Former President George H. W. Bush improving, spokesman says

Fri Dec 28, 2012 2:15pm EST

1 of 4. Former President George H.W. Bush smiles as he listens to Republican presidential candidate Mitt Romney speak as he met with Bush to pick up his formal endorsement in Houston March 29, 2012.

Credit: Reuters/Donna Carson

(Reuters) - Former President George H. W. Bush remained in the intensive care unit of a Houston hospital on Friday, but "continues to improve" and his exchanges with medical staff now include singing, according to a statement from a Bush family spokesman.

Bush, 88, was admitted to Methodist Hospital on November 23 for bronchitis. He was transferred to intensive care on Sunday after setbacks including a persistent fever.

"President Bush remains in the intensive care unit at Methodist Hospital, where he continues to improve," family spokesman Jim McGrath said in a statement on Friday. "The president is alert and, as always, in good spirits -- and his exchanges with doctors and nurses now include singing."

The statement said that the Bushes, like their doctors, are "cautiously optimistic that the current course of treatment will be effective." The Bushes thank everyone for their prayers and good wishes, McGrath said.

On Thursday evening, McGrath released a statement from Bush mourning the death of retired Army General Norman Schwarzkopf, commander of the U.S. and allied forces that routed Iraqi ruler Saddam Hussein's military from Kuwait during a six-week war in 1991, while Bush was president.

Bush has lower-body parkinsonism, which causes a loss of balance, and has used a wheelchair for more than a year.

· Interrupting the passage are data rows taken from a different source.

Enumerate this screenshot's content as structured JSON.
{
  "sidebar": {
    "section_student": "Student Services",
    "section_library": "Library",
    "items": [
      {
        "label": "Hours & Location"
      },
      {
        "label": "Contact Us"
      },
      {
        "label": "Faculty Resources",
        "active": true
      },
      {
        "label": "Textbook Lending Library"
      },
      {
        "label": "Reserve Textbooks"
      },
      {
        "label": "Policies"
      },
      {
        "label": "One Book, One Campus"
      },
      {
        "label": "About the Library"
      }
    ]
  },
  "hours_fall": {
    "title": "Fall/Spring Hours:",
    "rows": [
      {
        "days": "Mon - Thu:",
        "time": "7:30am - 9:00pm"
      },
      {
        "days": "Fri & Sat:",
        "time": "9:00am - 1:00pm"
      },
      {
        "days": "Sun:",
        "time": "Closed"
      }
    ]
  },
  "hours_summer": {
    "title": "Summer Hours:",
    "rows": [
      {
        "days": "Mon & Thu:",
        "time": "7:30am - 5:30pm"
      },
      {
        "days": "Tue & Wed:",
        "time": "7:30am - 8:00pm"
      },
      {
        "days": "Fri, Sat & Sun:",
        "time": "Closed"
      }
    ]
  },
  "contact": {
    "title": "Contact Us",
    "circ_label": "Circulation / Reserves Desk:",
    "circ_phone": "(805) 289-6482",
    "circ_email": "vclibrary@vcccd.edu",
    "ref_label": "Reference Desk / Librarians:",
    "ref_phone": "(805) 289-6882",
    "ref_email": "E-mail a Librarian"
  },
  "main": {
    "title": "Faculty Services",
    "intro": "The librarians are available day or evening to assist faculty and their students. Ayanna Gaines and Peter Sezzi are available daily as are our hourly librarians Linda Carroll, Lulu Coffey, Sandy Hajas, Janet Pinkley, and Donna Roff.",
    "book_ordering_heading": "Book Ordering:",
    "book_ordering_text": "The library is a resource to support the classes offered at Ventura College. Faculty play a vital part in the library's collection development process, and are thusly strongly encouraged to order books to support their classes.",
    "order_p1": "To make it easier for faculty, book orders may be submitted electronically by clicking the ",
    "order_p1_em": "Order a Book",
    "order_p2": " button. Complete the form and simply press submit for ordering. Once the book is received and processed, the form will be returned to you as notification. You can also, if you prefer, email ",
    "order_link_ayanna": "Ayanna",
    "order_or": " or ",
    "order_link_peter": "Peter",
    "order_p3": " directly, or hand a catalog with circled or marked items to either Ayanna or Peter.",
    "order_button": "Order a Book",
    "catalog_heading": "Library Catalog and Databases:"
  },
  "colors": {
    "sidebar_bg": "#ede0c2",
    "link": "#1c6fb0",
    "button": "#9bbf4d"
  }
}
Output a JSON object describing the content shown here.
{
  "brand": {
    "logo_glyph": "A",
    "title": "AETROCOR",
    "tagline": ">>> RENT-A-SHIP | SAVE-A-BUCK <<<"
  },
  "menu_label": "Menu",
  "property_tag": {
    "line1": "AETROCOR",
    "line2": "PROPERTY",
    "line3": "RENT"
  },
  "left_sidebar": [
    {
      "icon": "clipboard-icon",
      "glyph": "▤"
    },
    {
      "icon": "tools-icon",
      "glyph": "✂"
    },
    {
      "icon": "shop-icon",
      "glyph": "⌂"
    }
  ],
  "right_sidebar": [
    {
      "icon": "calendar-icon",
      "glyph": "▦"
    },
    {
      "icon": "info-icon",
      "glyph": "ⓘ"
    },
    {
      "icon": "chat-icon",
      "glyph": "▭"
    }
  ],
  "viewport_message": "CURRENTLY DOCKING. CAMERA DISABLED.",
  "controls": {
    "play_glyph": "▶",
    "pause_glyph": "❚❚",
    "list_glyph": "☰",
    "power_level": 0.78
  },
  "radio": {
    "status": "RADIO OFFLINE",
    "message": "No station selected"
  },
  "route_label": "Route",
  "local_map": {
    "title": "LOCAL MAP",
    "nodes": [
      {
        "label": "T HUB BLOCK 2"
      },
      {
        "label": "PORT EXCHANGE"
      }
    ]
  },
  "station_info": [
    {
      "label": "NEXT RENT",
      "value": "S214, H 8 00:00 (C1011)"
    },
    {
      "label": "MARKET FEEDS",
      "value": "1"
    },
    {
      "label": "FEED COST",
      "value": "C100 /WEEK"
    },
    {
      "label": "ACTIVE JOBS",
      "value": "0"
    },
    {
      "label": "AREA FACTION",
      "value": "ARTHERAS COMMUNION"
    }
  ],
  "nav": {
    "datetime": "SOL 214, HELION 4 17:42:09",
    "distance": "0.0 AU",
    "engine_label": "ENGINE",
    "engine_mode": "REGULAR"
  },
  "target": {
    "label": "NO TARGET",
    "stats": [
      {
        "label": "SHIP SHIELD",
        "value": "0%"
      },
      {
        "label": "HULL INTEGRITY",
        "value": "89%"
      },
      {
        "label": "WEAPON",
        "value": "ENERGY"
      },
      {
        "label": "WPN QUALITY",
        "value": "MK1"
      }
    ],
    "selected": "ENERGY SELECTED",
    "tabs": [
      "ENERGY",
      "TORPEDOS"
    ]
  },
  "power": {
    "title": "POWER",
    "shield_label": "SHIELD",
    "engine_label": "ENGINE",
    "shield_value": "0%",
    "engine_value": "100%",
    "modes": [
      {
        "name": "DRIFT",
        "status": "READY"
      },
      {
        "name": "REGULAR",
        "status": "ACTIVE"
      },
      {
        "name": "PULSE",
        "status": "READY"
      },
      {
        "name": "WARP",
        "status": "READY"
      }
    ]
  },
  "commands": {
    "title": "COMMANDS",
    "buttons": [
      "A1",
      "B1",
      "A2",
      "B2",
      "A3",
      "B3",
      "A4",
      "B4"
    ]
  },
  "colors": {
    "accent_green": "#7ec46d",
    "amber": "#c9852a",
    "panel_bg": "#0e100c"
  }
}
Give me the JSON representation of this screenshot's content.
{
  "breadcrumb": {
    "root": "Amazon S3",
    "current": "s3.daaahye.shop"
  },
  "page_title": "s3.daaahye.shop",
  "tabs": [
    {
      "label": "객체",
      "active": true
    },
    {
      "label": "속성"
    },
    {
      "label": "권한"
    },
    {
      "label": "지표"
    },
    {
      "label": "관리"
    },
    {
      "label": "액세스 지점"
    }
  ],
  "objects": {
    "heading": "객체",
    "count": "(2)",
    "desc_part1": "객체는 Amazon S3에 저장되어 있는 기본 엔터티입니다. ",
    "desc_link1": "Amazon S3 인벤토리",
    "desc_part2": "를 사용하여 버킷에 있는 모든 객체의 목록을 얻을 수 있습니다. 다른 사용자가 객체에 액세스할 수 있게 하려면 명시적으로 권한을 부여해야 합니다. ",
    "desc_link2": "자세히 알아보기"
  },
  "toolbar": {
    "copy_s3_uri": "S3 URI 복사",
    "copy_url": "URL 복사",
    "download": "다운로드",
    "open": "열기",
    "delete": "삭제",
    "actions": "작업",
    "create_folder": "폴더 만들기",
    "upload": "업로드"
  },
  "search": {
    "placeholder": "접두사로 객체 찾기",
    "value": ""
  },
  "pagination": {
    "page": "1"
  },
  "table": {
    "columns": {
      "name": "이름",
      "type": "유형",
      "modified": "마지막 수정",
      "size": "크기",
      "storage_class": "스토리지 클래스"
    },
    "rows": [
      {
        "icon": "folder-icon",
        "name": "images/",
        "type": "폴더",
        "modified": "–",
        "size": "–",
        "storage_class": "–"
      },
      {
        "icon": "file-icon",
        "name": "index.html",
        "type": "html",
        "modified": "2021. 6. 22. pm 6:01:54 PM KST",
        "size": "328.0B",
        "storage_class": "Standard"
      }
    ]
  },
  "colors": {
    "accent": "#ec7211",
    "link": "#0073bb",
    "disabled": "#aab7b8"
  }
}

Bush was the 41st U.S. president and is the father of former President George W. Bush. In a political career spanning four decades, Bush, a Republican, also served as a congressman, ambassador to the United Nations, envoy to China, CIA director, and vice president for two terms under Ronald Reagan.

(Reporting By Mary Wisniewski; Editing by Leslie Adler)

We welcome comments that advance the story through relevant opinion, anecdotes, links and data. If you see a comment that you believe is irrelevant or inappropriate, you can flag it to our editors by using the report abuse links. Views expressed in the comments do not represent those of Reuters. For more information on our comment policy, see http://blogs.reuters.com/fulldisclosure/2010/09/27/toward-a-more-thoughtful-conversation-on-stories/
Comments (1)
americanguy wrote:
“Put the harps back in the closet”.
I will definitely store that one for future use when people start beating the death drums for someone who is still alive.

Dec 27, 2012 9:06pm EST  --  Report as abuse
This discussion is now closed. We welcome comments on our articles for a limited period after their publication.